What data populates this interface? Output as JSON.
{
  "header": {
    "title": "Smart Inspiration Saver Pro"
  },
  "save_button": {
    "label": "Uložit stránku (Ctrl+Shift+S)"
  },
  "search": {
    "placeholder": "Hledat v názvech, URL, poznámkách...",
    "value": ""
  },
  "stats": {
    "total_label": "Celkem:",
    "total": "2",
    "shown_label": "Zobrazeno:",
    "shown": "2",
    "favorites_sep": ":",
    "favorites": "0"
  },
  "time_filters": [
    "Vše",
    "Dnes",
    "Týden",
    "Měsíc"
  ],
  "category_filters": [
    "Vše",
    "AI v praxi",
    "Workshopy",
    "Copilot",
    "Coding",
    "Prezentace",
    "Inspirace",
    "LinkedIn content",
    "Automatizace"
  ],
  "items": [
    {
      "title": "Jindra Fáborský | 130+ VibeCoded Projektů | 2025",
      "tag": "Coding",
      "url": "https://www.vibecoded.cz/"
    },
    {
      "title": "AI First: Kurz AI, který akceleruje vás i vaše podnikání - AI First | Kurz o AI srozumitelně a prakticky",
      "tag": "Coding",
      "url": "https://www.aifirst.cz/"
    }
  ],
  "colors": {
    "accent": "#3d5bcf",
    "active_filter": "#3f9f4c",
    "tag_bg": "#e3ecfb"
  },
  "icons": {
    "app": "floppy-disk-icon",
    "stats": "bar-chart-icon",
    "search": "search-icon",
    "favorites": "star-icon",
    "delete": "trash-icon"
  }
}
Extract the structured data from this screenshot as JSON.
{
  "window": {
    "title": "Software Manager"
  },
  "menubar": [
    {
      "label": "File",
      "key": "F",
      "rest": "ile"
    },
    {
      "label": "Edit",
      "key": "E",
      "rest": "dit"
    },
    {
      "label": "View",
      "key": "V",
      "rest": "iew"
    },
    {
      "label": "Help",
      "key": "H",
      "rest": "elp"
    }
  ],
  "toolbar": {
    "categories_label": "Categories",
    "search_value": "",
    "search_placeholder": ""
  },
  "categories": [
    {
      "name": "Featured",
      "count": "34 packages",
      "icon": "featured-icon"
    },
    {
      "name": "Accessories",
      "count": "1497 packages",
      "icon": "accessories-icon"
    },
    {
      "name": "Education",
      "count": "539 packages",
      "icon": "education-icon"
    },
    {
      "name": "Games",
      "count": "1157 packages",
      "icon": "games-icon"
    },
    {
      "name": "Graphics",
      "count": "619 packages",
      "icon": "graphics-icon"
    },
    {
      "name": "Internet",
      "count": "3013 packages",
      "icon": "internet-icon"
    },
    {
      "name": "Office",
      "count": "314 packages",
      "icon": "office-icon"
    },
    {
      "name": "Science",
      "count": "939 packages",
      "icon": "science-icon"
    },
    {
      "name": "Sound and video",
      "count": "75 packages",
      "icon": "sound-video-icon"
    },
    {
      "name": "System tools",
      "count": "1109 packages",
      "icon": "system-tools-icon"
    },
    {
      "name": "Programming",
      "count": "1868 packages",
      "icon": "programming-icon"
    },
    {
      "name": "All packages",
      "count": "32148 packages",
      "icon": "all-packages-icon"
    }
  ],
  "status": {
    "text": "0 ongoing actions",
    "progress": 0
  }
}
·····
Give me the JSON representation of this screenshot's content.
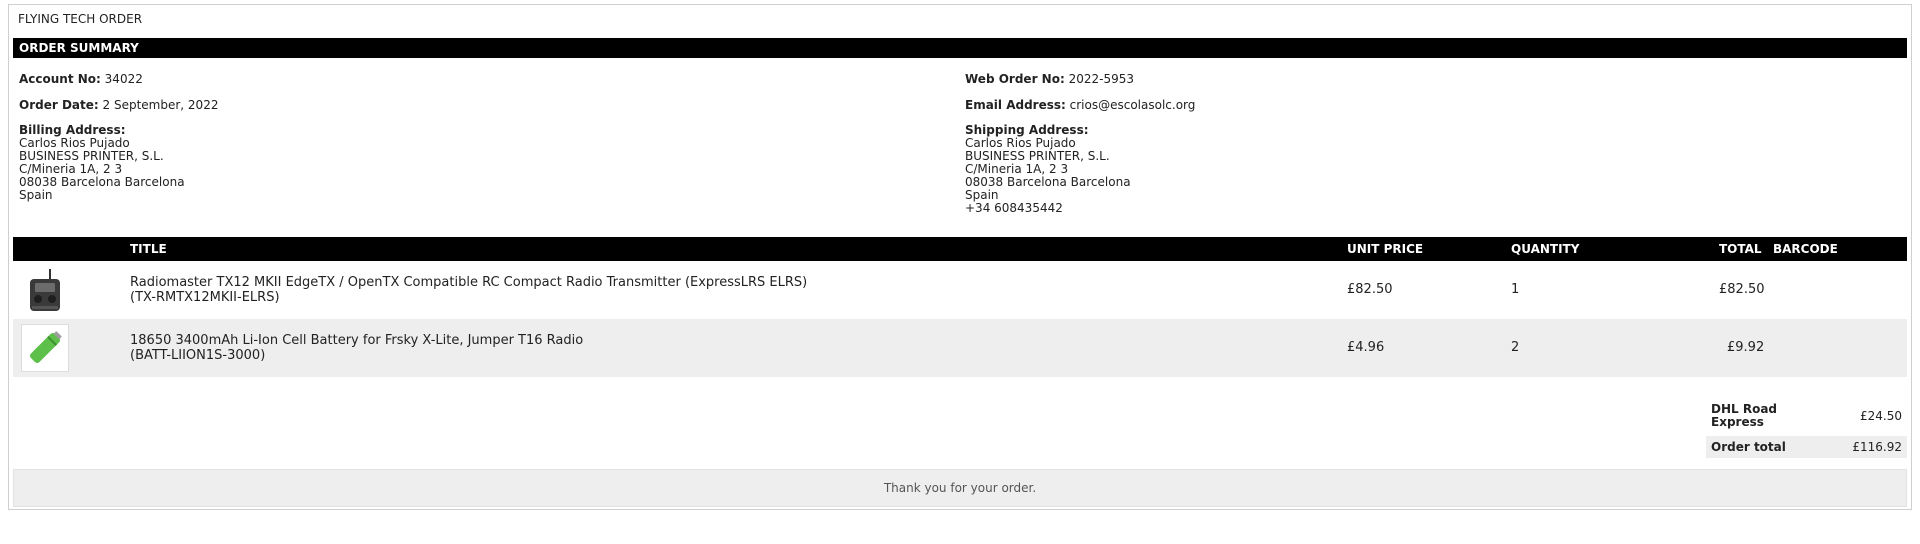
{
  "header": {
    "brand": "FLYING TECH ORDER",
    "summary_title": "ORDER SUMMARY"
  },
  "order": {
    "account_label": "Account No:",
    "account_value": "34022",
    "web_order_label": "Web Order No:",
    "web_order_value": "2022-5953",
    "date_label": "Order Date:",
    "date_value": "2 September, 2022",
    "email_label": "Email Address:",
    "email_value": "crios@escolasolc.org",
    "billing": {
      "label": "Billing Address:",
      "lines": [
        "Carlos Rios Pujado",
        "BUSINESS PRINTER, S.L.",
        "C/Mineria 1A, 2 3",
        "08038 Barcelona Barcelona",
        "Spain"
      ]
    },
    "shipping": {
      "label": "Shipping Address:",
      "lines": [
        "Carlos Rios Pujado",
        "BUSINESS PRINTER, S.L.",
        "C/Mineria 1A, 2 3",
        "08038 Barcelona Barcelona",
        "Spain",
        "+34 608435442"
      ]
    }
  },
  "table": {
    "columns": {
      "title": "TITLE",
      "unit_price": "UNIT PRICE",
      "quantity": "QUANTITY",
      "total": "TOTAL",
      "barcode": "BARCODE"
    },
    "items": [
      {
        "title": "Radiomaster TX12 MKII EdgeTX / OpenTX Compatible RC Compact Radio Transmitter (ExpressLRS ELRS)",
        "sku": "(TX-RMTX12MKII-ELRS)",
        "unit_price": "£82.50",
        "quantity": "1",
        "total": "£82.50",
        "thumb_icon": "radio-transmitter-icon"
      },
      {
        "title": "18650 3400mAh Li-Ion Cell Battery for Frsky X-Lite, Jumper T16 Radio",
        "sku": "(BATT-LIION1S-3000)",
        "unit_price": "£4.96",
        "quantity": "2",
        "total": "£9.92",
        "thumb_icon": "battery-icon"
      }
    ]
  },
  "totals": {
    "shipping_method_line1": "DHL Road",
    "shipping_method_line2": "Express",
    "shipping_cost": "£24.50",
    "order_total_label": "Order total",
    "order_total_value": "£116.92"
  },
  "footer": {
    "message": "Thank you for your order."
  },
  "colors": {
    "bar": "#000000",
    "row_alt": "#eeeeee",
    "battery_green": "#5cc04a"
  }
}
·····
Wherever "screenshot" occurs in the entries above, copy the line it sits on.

=== SOLUTION TO THIS PROBLEM ===
Extract the structured data from this screenshot as JSON.
Give me the JSON representation of this screenshot's content.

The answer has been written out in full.